As Jay-Z once wrote, “I’m not a businessman/I’m a business, man.” Today, this mantra applies equally to marketplace operators. Marketplaces don’t just operate a business; the marketplaces are the business. This needs to be a conscious and tacit underlying thought for any business considering becoming marketplace operators.
Here are some reasons you may want to build your own marketplace:
- As a retailer, you already have a brick-and-mortar presence that sells third-party products, and now you want to expand to a digital platform.
- As a commerce operator, you’d like to grow your customer base by expanding the assortment with products from third parties and in turn push your own brand and product lines.
- As a B2B commerce operator with a wide first-party dealer distributor network, you want to build a marketplace to gain tighter control over the network, the products and services offered, and the overall customer experience.
- As a commerce operator, you have a big OEM supplier base that you need to manage to ensure quality.
Marketplaces will fight to acquire control and exclusivity of the top sellers. Winners get the prize, and that prize is more sellers. Marketplaces need this influx of businesses since their primary source of revenue is based on commissions. More sellers mean a better the assortment of products, better brands, and more consumers.
Digital marketplaces take years to build their reputation, but if a business has the strategy, vision, and talent to become a marketplace operator and sell third-party products, then the opportunities are endless.
All e-commerce SaaS cloud platform providers provide either built-in marketplace management capabilities or strong partnerships with SaaS marketplace platform providers to enable setup.
Gaze into the e-commerce crystal ball
Digital marketplaces will become more fragmented.
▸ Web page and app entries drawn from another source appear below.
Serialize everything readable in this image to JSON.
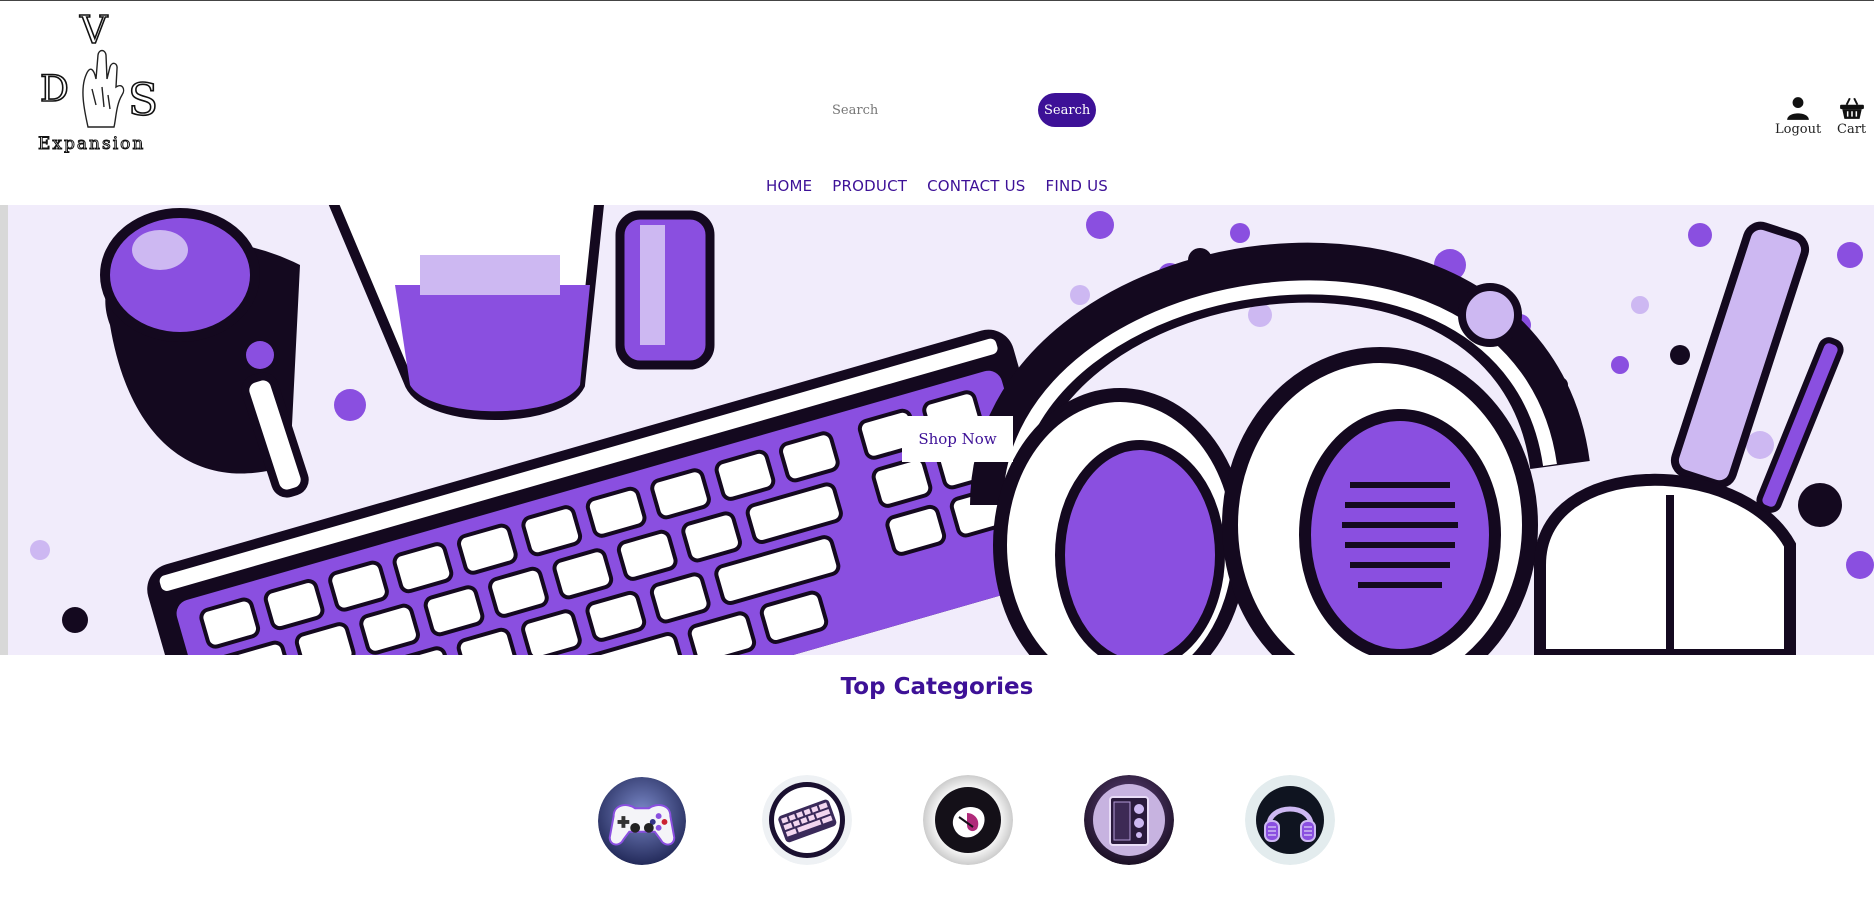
{
  "logo": {
    "letter_v": "V",
    "letter_d": "D",
    "letter_s": "S",
    "subtitle": "Expansion"
  },
  "search": {
    "placeholder": "Search",
    "button_label": "Search"
  },
  "account": {
    "logout_label": "Logout",
    "cart_label": "Cart",
    "logout_icon": "user-icon",
    "cart_icon": "basket-icon"
  },
  "nav": {
    "items": [
      "HOME",
      "PRODUCT",
      "CONTACT US",
      "FIND US"
    ]
  },
  "hero": {
    "button_label": "Shop Now"
  },
  "categories": {
    "title": "Top Categories",
    "items": [
      {
        "icon": "gamepad-icon"
      },
      {
        "icon": "keyboard-icon"
      },
      {
        "icon": "mouse-icon"
      },
      {
        "icon": "pc-case-icon"
      },
      {
        "icon": "headset-icon"
      }
    ]
  },
  "colors": {
    "accent": "#3d1197",
    "purple": "#8a4fe0",
    "lavender": "#cdb8f2",
    "dark": "#14091f"
  }
}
Sellers will be more and more discriminating in which marketplaces they will compete. At the same time, watch out for consolidation, as smaller, local, niche, and disruptive marketplaces get acquired by larger players.
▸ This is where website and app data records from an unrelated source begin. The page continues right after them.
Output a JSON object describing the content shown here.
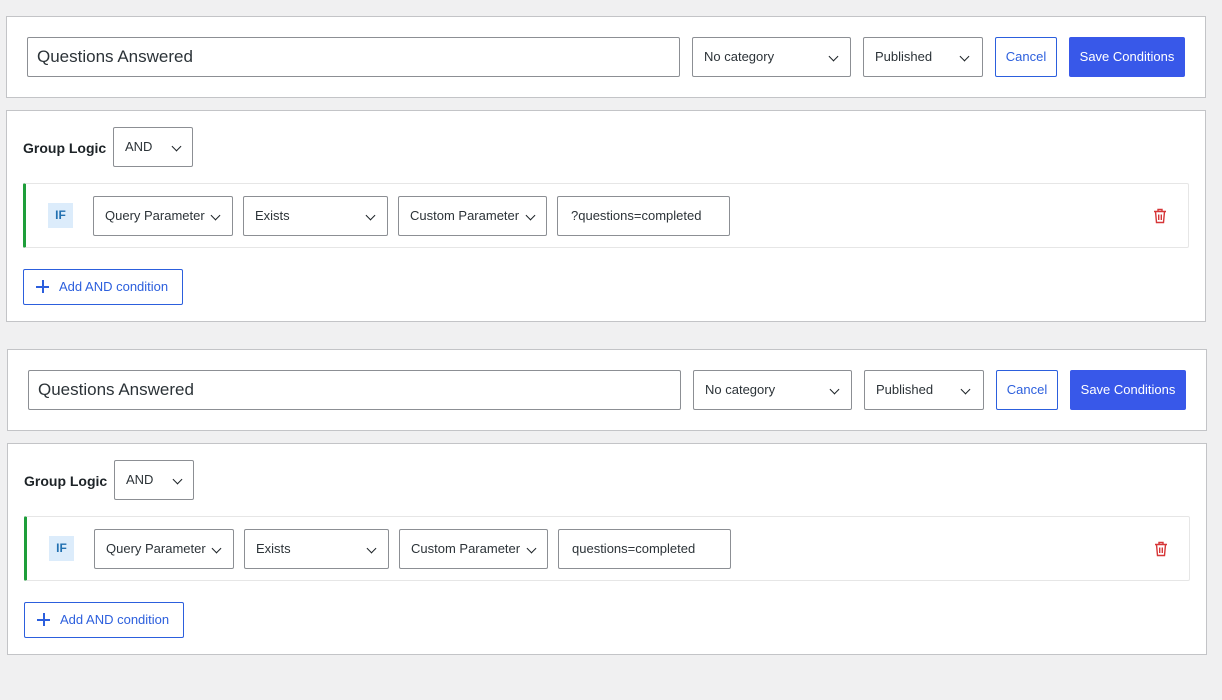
{
  "blocks": [
    {
      "title": "Questions Answered",
      "category": "No category",
      "status": "Published",
      "cancel_label": "Cancel",
      "save_label": "Save Conditions",
      "group_logic_label": "Group Logic",
      "group_logic_value": "AND",
      "condition": {
        "badge": "IF",
        "type": "Query Parameter",
        "operator": "Exists",
        "param_type": "Custom Parameter",
        "value": "?questions=completed"
      },
      "add_label": "Add AND condition"
    },
    {
      "title": "Questions Answered",
      "category": "No category",
      "status": "Published",
      "cancel_label": "Cancel",
      "save_label": "Save Conditions",
      "group_logic_label": "Group Logic",
      "group_logic_value": "AND",
      "condition": {
        "badge": "IF",
        "type": "Query Parameter",
        "operator": "Exists",
        "param_type": "Custom Parameter",
        "value": "questions=completed"
      },
      "add_label": "Add AND condition"
    }
  ],
  "colors": {
    "primary": "#3858e9",
    "link": "#2c5fdd",
    "delete": "#d63638",
    "condition_accent": "#1e9e3a"
  },
  "icons": {
    "chevron": "chevron-down-icon",
    "delete": "trash-icon",
    "add": "plus-icon"
  }
}
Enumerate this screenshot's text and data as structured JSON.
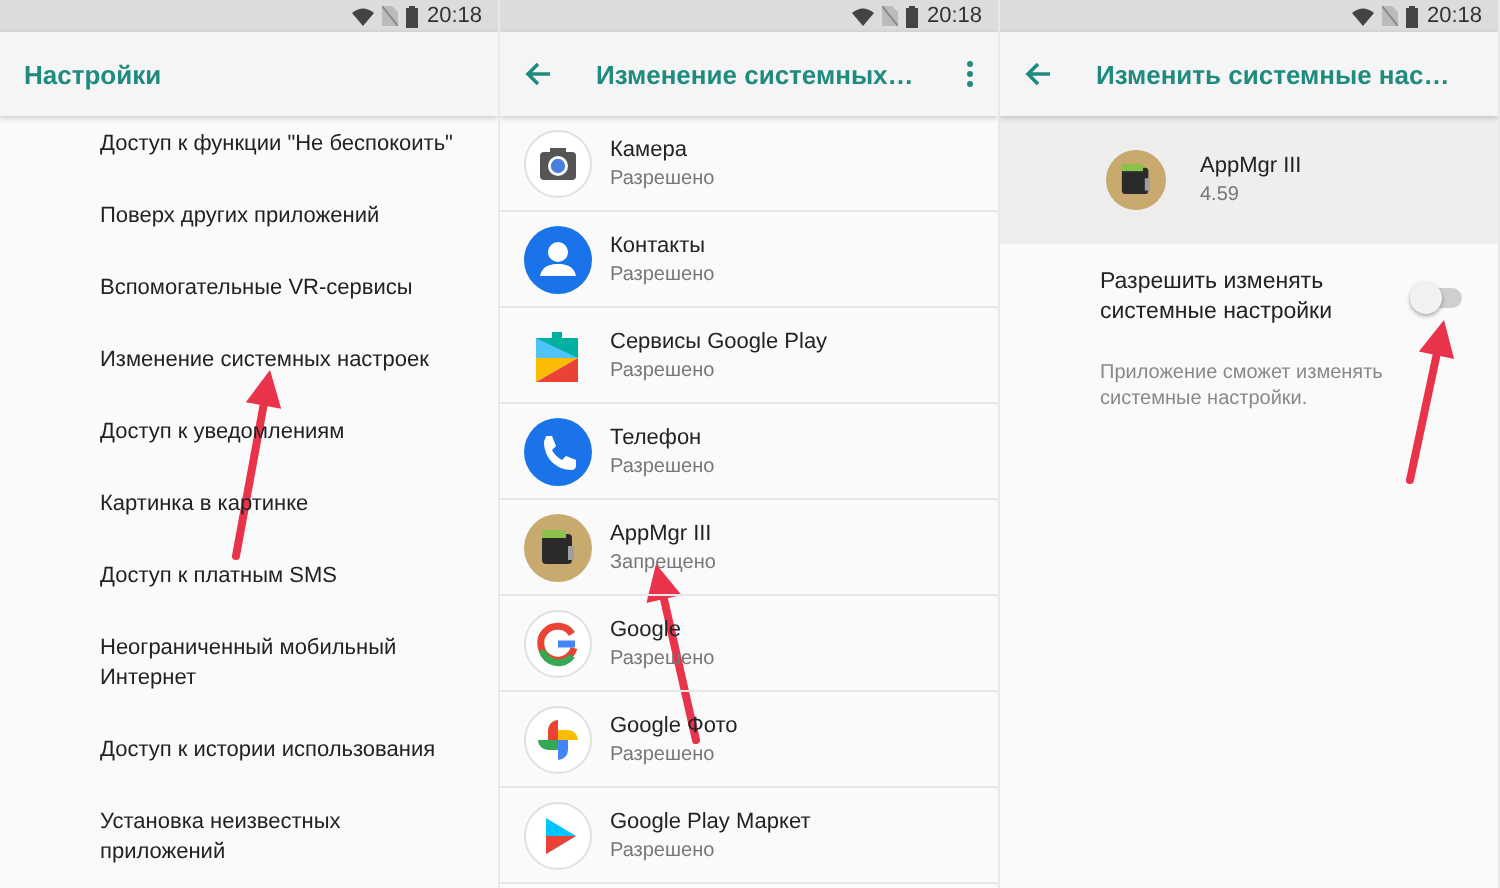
{
  "screens": [
    {
      "kind": "settings_list",
      "status_bar": {
        "time": "20:18"
      },
      "app_bar": {
        "title": "Настройки",
        "back": false,
        "menu": false
      },
      "arrow": true,
      "items": [
        {
          "label": "Доступ к функции \"Не беспокоить\""
        },
        {
          "label": "Поверх других приложений"
        },
        {
          "label": "Вспомогательные VR-сервисы"
        },
        {
          "label": "Изменение системных настроек"
        },
        {
          "label": "Доступ к уведомлениям"
        },
        {
          "label": "Картинка в картинке"
        },
        {
          "label": "Доступ к платным SMS"
        },
        {
          "label": "Неограниченный мобильный Интернет"
        },
        {
          "label": "Доступ к истории использования"
        },
        {
          "label": "Установка неизвестных приложений"
        }
      ]
    },
    {
      "kind": "app_list",
      "status_bar": {
        "time": "20:18"
      },
      "app_bar": {
        "title": "Изменение системных…",
        "back": true,
        "menu": true
      },
      "arrow": true,
      "apps": [
        {
          "name": "Камера",
          "status": "Разрешено"
        },
        {
          "name": "Контакты",
          "status": "Разрешено"
        },
        {
          "name": "Сервисы Google Play",
          "status": "Разрешено"
        },
        {
          "name": "Телефон",
          "status": "Разрешено"
        },
        {
          "name": "AppMgr III",
          "status": "Запрещено"
        },
        {
          "name": "Google",
          "status": "Разрешено"
        },
        {
          "name": "Google Фото",
          "status": "Разрешено"
        },
        {
          "name": "Google Play Маркет",
          "status": "Разрешено"
        }
      ]
    },
    {
      "kind": "app_detail",
      "status_bar": {
        "time": "20:18"
      },
      "app_bar": {
        "title": "Изменить системные нас…",
        "back": true,
        "menu": false
      },
      "arrow": true,
      "app": {
        "name": "AppMgr III",
        "version": "4.59"
      },
      "setting": {
        "title": "Разрешить изменять системные настройки",
        "on": false
      },
      "description": "Приложение сможет изменять системные настройки."
    }
  ]
}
Commissions and value-added services will become the new battleground for attracting business to marketplaces. Delightful and new consumer experiences will play an even bigger role in attracting businesses and consumers.
In turn, brands will reserve their best assortments and experiences for their own direct e-commerce stores. They may even use marketplaces as affiliate marketing networks.
And finally, social networking companies could become marketplace operators in their own right. Imagine LinkedIn as the top marketplace operator for B2Bs. (It totally could happen!)
If you want to be a contender in the marketplaces of the future, now is the time to start thinking. Take the time that you spend browsing your favorite B2C marketplace and apply it to your organization’s marketplace strategy. After all, the fact that you’re spending any time at all on Amazon or others like it speaks volumes about the enduring importance of marketplaces and their growing promise in the digital era.